> [Work request]:
Provide only the number of lines in the records where "Taxes" appears.

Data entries
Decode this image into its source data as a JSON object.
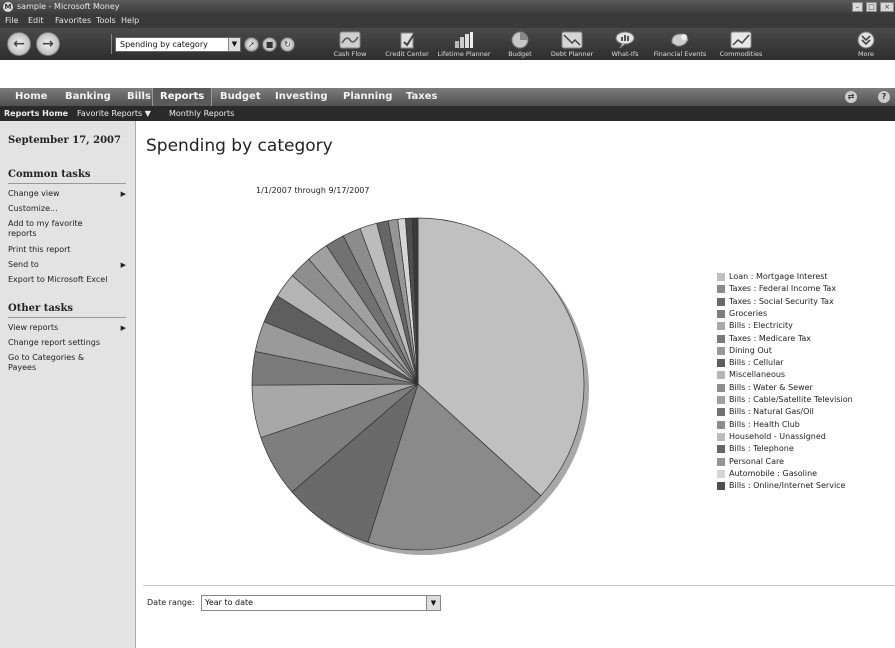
{
  "window": {
    "title": "sample - Microsoft Money",
    "app_icon": "M"
  },
  "menu": [
    "File",
    "Edit",
    "Favorites",
    "Tools",
    "Help"
  ],
  "toolbar": {
    "back_glyph": "←",
    "forward_glyph": "→",
    "report_select": "Spending by category",
    "quick_buttons": [
      "Cash Flow",
      "Credit Center",
      "Lifetime Planner",
      "Budget",
      "Debt Planner",
      "What-Ifs",
      "Financial Events",
      "Commodities",
      "More"
    ]
  },
  "tabs": [
    "Home",
    "Banking",
    "Bills",
    "Reports",
    "Budget",
    "Investing",
    "Planning",
    "Taxes"
  ],
  "selected_tab": "Reports",
  "subnav": {
    "home": "Reports Home",
    "favorites": "Favorite Reports ▼",
    "monthly": "Monthly Reports"
  },
  "sidebar": {
    "date": "September 17, 2007",
    "common_header": "Common tasks",
    "common_items": [
      "Change view",
      "Customize...",
      "Add to my favorite reports",
      "Print this report",
      "Send to",
      "Export to Microsoft Excel"
    ],
    "other_header": "Other tasks",
    "other_items": [
      "View reports",
      "Change report settings",
      "Go to Categories & Payees"
    ]
  },
  "report": {
    "title": "Spending by category",
    "range_text": "1/1/2007 through 9/17/2007",
    "date_range_label": "Date range:",
    "date_range_value": "Year to date"
  },
  "chart_data": {
    "type": "pie",
    "title": "",
    "values": [
      39.5,
      19.5,
      9.5,
      6.5,
      5.5,
      3.5,
      3.2,
      3.0,
      2.6,
      2.4,
      2.3,
      2.0,
      1.9,
      1.8,
      1.2,
      1.0,
      0.8,
      0.7,
      0.6
    ],
    "legend": [
      {
        "label": "Loan : Mortgage Interest",
        "color": "#c0c0c0"
      },
      {
        "label": "Taxes : Federal Income Tax",
        "color": "#8a8a8a"
      },
      {
        "label": "Taxes : Social Security Tax",
        "color": "#6a6a6a"
      },
      {
        "label": "Groceries",
        "color": "#7e7e7e"
      },
      {
        "label": "Bills : Electricity",
        "color": "#a8a8a8"
      },
      {
        "label": "Taxes : Medicare Tax",
        "color": "#7a7a7a"
      },
      {
        "label": "Dining Out",
        "color": "#9a9a9a"
      },
      {
        "label": "Bills : Cellular",
        "color": "#5e5e5e"
      },
      {
        "label": "Miscellaneous",
        "color": "#b4b4b4"
      },
      {
        "label": "Bills : Water & Sewer",
        "color": "#8e8e8e"
      },
      {
        "label": "Bills : Cable/Satellite Television",
        "color": "#a0a0a0"
      },
      {
        "label": "Bills : Natural Gas/Oil",
        "color": "#727272"
      },
      {
        "label": "Bills : Health Club",
        "color": "#8c8c8c"
      },
      {
        "label": "Household - Unassigned",
        "color": "#bcbcbc"
      },
      {
        "label": "Bills : Telephone",
        "color": "#666666"
      },
      {
        "label": "Personal Care",
        "color": "#959595"
      },
      {
        "label": "Automobile : Gasoline",
        "color": "#d6d6d6"
      },
      {
        "label": "Bills : Online/Internet Service",
        "color": "#4e4e4e"
      },
      {
        "label": "",
        "color": "#3a3a3a"
      }
    ]
  }
}
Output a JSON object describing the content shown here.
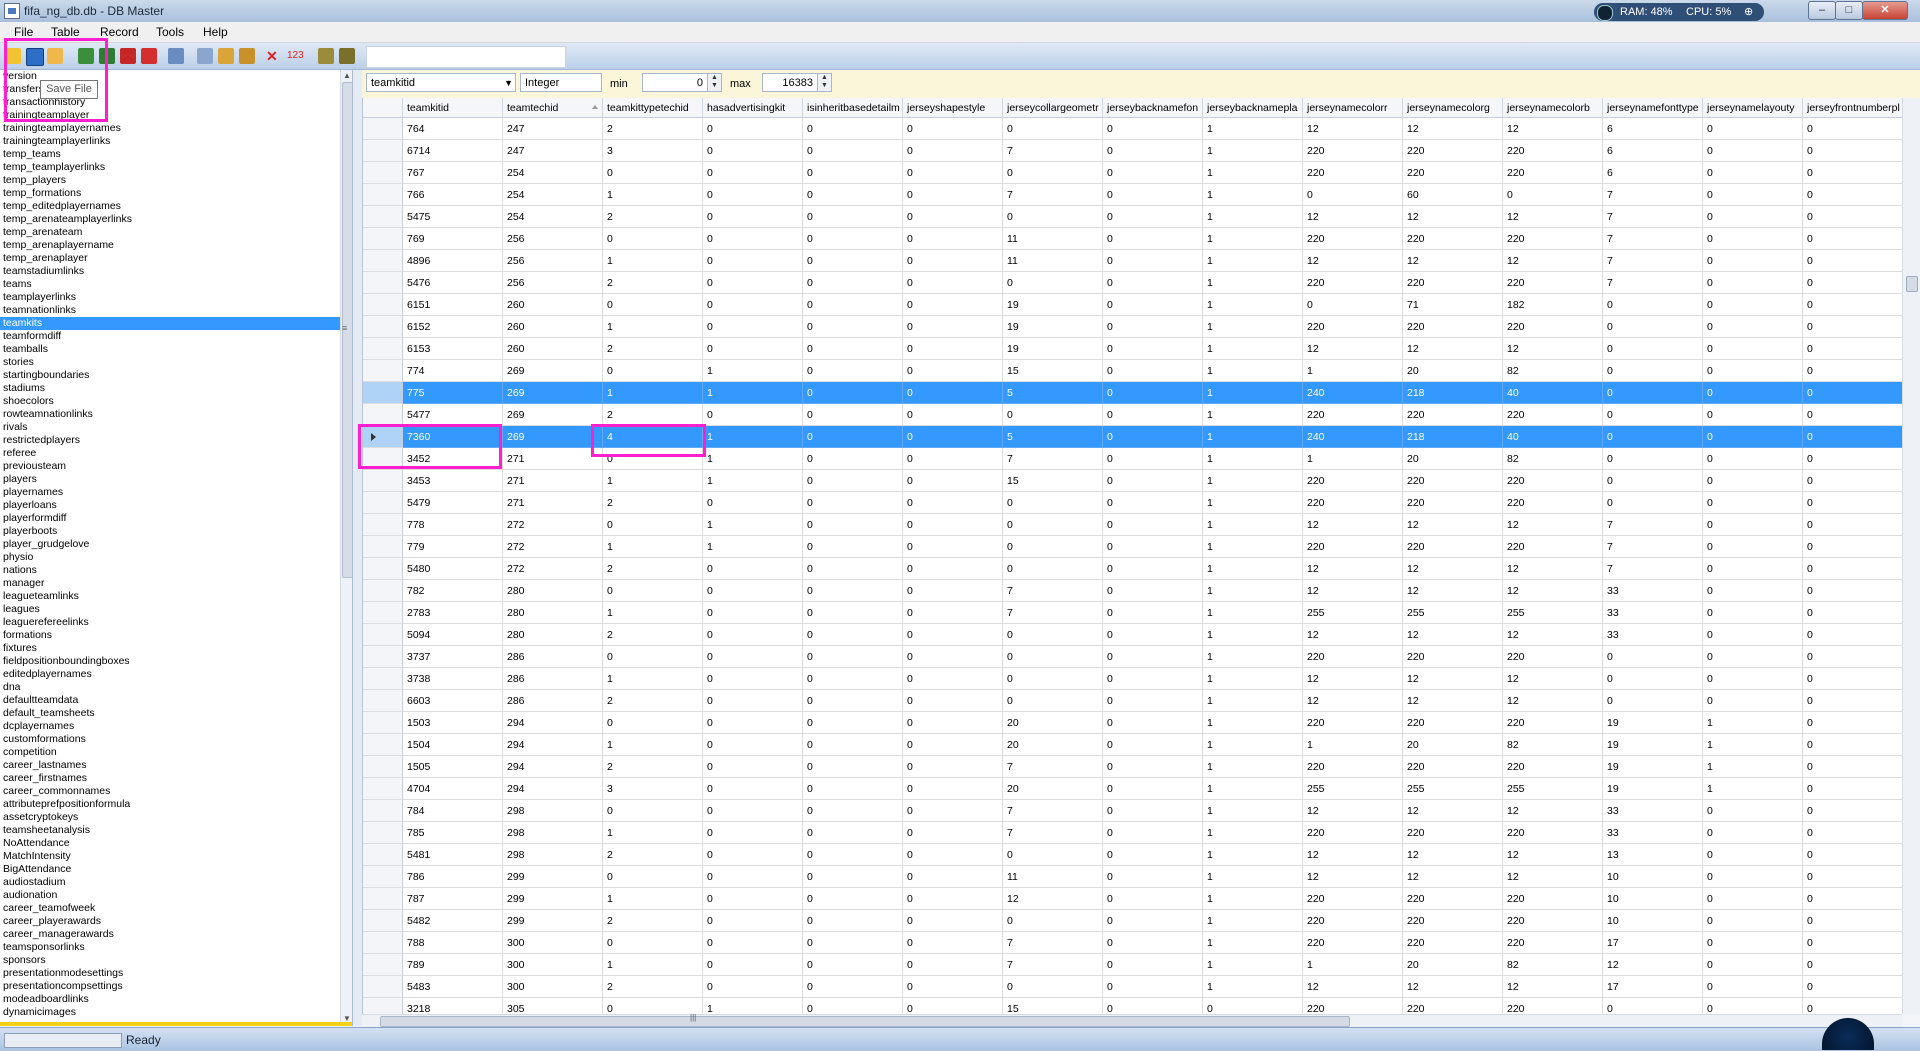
{
  "window": {
    "title": "fifa_ng_db.db - DB Master",
    "ram": "RAM: 48%",
    "cpu": "CPU: 5%",
    "controls": {
      "minimize": "–",
      "maximize": "□",
      "close": "✕"
    }
  },
  "menu": [
    "File",
    "Table",
    "Record",
    "Tools",
    "Help"
  ],
  "toolbar": {
    "buttons": [
      "open-icon",
      "save-icon",
      "folder-icon",
      "import-icon",
      "export-icon",
      "delete-table-icon",
      "export-red-icon",
      "compare-icon",
      "copy-icon",
      "paste-icon",
      "paste-special-icon",
      "delete-icon",
      "numbers-icon",
      "find-icon",
      "replace-icon"
    ],
    "tooltip": "Save File",
    "search_value": ""
  },
  "tables": [
    "version",
    "transfers",
    "transactionhistory",
    "trainingteamplayer",
    "trainingteamplayernames",
    "trainingteamplayerlinks",
    "temp_teams",
    "temp_teamplayerlinks",
    "temp_players",
    "temp_formations",
    "temp_editedplayernames",
    "temp_arenateamplayerlinks",
    "temp_arenateam",
    "temp_arenaplayername",
    "temp_arenaplayer",
    "teamstadiumlinks",
    "teams",
    "teamplayerlinks",
    "teamnationlinks",
    "teamkits",
    "teamformdiff",
    "teamballs",
    "stories",
    "startingboundaries",
    "stadiums",
    "shoecolors",
    "rowteamnationlinks",
    "rivals",
    "restrictedplayers",
    "referee",
    "previousteam",
    "players",
    "playernames",
    "playerloans",
    "playerformdiff",
    "playerboots",
    "player_grudgelove",
    "physio",
    "nations",
    "manager",
    "leagueteamlinks",
    "leagues",
    "leaguerefereelinks",
    "formations",
    "fixtures",
    "fieldpositionboundingboxes",
    "editedplayernames",
    "dna",
    "defaultteamdata",
    "default_teamsheets",
    "dcplayernames",
    "customformations",
    "competition",
    "career_lastnames",
    "career_firstnames",
    "career_commonnames",
    "attributeprefpositionformula",
    "assetcryptokeys",
    "teamsheetanalysis",
    "NoAttendance",
    "MatchIntensity",
    "BigAttendance",
    "audiostadium",
    "audionation",
    "career_teamofweek",
    "career_playerawards",
    "career_managerawards",
    "teamsponsorlinks",
    "sponsors",
    "presentationmodesettings",
    "presentationcompsettings",
    "modeadboardlinks",
    "dynamicimages"
  ],
  "selected_table": "teamkits",
  "filter": {
    "field": "teamkitid",
    "type": "Integer",
    "min_label": "min",
    "min_value": "0",
    "max_label": "max",
    "max_value": "16383"
  },
  "columns": [
    "teamkitid",
    "teamtechid",
    "teamkittypetechid",
    "hasadvertisingkit",
    "isinheritbasedetailm",
    "jerseyshapestyle",
    "jerseycollargeometr",
    "jerseybacknamefon",
    "jerseybacknamepla",
    "jerseynamecolorr",
    "jerseynamecolorg",
    "jerseynamecolorb",
    "jerseynamefonttype",
    "jerseynamelayouty",
    "jerseyfrontnumberpl"
  ],
  "rows": [
    [
      "764",
      "247",
      "2",
      "0",
      "0",
      "0",
      "0",
      "0",
      "1",
      "12",
      "12",
      "12",
      "6",
      "0",
      "0"
    ],
    [
      "6714",
      "247",
      "3",
      "0",
      "0",
      "0",
      "7",
      "0",
      "1",
      "220",
      "220",
      "220",
      "6",
      "0",
      "0"
    ],
    [
      "767",
      "254",
      "0",
      "0",
      "0",
      "0",
      "0",
      "0",
      "1",
      "220",
      "220",
      "220",
      "6",
      "0",
      "0"
    ],
    [
      "766",
      "254",
      "1",
      "0",
      "0",
      "0",
      "7",
      "0",
      "1",
      "0",
      "60",
      "0",
      "7",
      "0",
      "0"
    ],
    [
      "5475",
      "254",
      "2",
      "0",
      "0",
      "0",
      "0",
      "0",
      "1",
      "12",
      "12",
      "12",
      "7",
      "0",
      "0"
    ],
    [
      "769",
      "256",
      "0",
      "0",
      "0",
      "0",
      "11",
      "0",
      "1",
      "220",
      "220",
      "220",
      "7",
      "0",
      "0"
    ],
    [
      "4896",
      "256",
      "1",
      "0",
      "0",
      "0",
      "11",
      "0",
      "1",
      "12",
      "12",
      "12",
      "7",
      "0",
      "0"
    ],
    [
      "5476",
      "256",
      "2",
      "0",
      "0",
      "0",
      "0",
      "0",
      "1",
      "220",
      "220",
      "220",
      "7",
      "0",
      "0"
    ],
    [
      "6151",
      "260",
      "0",
      "0",
      "0",
      "0",
      "19",
      "0",
      "1",
      "0",
      "71",
      "182",
      "0",
      "0",
      "0"
    ],
    [
      "6152",
      "260",
      "1",
      "0",
      "0",
      "0",
      "19",
      "0",
      "1",
      "220",
      "220",
      "220",
      "0",
      "0",
      "0"
    ],
    [
      "6153",
      "260",
      "2",
      "0",
      "0",
      "0",
      "19",
      "0",
      "1",
      "12",
      "12",
      "12",
      "0",
      "0",
      "0"
    ],
    [
      "774",
      "269",
      "0",
      "1",
      "0",
      "0",
      "15",
      "0",
      "1",
      "1",
      "20",
      "82",
      "0",
      "0",
      "0"
    ],
    [
      "775",
      "269",
      "1",
      "1",
      "0",
      "0",
      "5",
      "0",
      "1",
      "240",
      "218",
      "40",
      "0",
      "0",
      "0"
    ],
    [
      "5477",
      "269",
      "2",
      "0",
      "0",
      "0",
      "0",
      "0",
      "1",
      "220",
      "220",
      "220",
      "0",
      "0",
      "0"
    ],
    [
      "7360",
      "269",
      "4",
      "1",
      "0",
      "0",
      "5",
      "0",
      "1",
      "240",
      "218",
      "40",
      "0",
      "0",
      "0"
    ],
    [
      "3452",
      "271",
      "0",
      "1",
      "0",
      "0",
      "7",
      "0",
      "1",
      "1",
      "20",
      "82",
      "0",
      "0",
      "0"
    ],
    [
      "3453",
      "271",
      "1",
      "1",
      "0",
      "0",
      "15",
      "0",
      "1",
      "220",
      "220",
      "220",
      "0",
      "0",
      "0"
    ],
    [
      "5479",
      "271",
      "2",
      "0",
      "0",
      "0",
      "0",
      "0",
      "1",
      "220",
      "220",
      "220",
      "0",
      "0",
      "0"
    ],
    [
      "778",
      "272",
      "0",
      "1",
      "0",
      "0",
      "0",
      "0",
      "1",
      "12",
      "12",
      "12",
      "7",
      "0",
      "0"
    ],
    [
      "779",
      "272",
      "1",
      "1",
      "0",
      "0",
      "0",
      "0",
      "1",
      "220",
      "220",
      "220",
      "7",
      "0",
      "0"
    ],
    [
      "5480",
      "272",
      "2",
      "0",
      "0",
      "0",
      "0",
      "0",
      "1",
      "12",
      "12",
      "12",
      "7",
      "0",
      "0"
    ],
    [
      "782",
      "280",
      "0",
      "0",
      "0",
      "0",
      "7",
      "0",
      "1",
      "12",
      "12",
      "12",
      "33",
      "0",
      "0"
    ],
    [
      "2783",
      "280",
      "1",
      "0",
      "0",
      "0",
      "7",
      "0",
      "1",
      "255",
      "255",
      "255",
      "33",
      "0",
      "0"
    ],
    [
      "5094",
      "280",
      "2",
      "0",
      "0",
      "0",
      "0",
      "0",
      "1",
      "12",
      "12",
      "12",
      "33",
      "0",
      "0"
    ],
    [
      "3737",
      "286",
      "0",
      "0",
      "0",
      "0",
      "0",
      "0",
      "1",
      "220",
      "220",
      "220",
      "0",
      "0",
      "0"
    ],
    [
      "3738",
      "286",
      "1",
      "0",
      "0",
      "0",
      "0",
      "0",
      "1",
      "12",
      "12",
      "12",
      "0",
      "0",
      "0"
    ],
    [
      "6603",
      "286",
      "2",
      "0",
      "0",
      "0",
      "0",
      "0",
      "1",
      "12",
      "12",
      "12",
      "0",
      "0",
      "0"
    ],
    [
      "1503",
      "294",
      "0",
      "0",
      "0",
      "0",
      "20",
      "0",
      "1",
      "220",
      "220",
      "220",
      "19",
      "1",
      "0"
    ],
    [
      "1504",
      "294",
      "1",
      "0",
      "0",
      "0",
      "20",
      "0",
      "1",
      "1",
      "20",
      "82",
      "19",
      "1",
      "0"
    ],
    [
      "1505",
      "294",
      "2",
      "0",
      "0",
      "0",
      "7",
      "0",
      "1",
      "220",
      "220",
      "220",
      "19",
      "1",
      "0"
    ],
    [
      "4704",
      "294",
      "3",
      "0",
      "0",
      "0",
      "20",
      "0",
      "1",
      "255",
      "255",
      "255",
      "19",
      "1",
      "0"
    ],
    [
      "784",
      "298",
      "0",
      "0",
      "0",
      "0",
      "7",
      "0",
      "1",
      "12",
      "12",
      "12",
      "33",
      "0",
      "0"
    ],
    [
      "785",
      "298",
      "1",
      "0",
      "0",
      "0",
      "7",
      "0",
      "1",
      "220",
      "220",
      "220",
      "33",
      "0",
      "0"
    ],
    [
      "5481",
      "298",
      "2",
      "0",
      "0",
      "0",
      "0",
      "0",
      "1",
      "12",
      "12",
      "12",
      "13",
      "0",
      "0"
    ],
    [
      "786",
      "299",
      "0",
      "0",
      "0",
      "0",
      "11",
      "0",
      "1",
      "12",
      "12",
      "12",
      "10",
      "0",
      "0"
    ],
    [
      "787",
      "299",
      "1",
      "0",
      "0",
      "0",
      "12",
      "0",
      "1",
      "220",
      "220",
      "220",
      "10",
      "0",
      "0"
    ],
    [
      "5482",
      "299",
      "2",
      "0",
      "0",
      "0",
      "0",
      "0",
      "1",
      "220",
      "220",
      "220",
      "10",
      "0",
      "0"
    ],
    [
      "788",
      "300",
      "0",
      "0",
      "0",
      "0",
      "7",
      "0",
      "1",
      "220",
      "220",
      "220",
      "17",
      "0",
      "0"
    ],
    [
      "789",
      "300",
      "1",
      "0",
      "0",
      "0",
      "7",
      "0",
      "1",
      "1",
      "20",
      "82",
      "12",
      "0",
      "0"
    ],
    [
      "5483",
      "300",
      "2",
      "0",
      "0",
      "0",
      "0",
      "0",
      "1",
      "12",
      "12",
      "12",
      "17",
      "0",
      "0"
    ],
    [
      "3218",
      "305",
      "0",
      "1",
      "0",
      "0",
      "15",
      "0",
      "0",
      "220",
      "220",
      "220",
      "0",
      "0",
      "0"
    ]
  ],
  "selected_rows": [
    12,
    14
  ],
  "current_row": 14,
  "status": {
    "text": "Ready"
  },
  "colors": {
    "selection": "#3399ff",
    "highlight": "#ff1fcf",
    "filter_bg": "#fbf6d9"
  }
}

> [The answer]:
4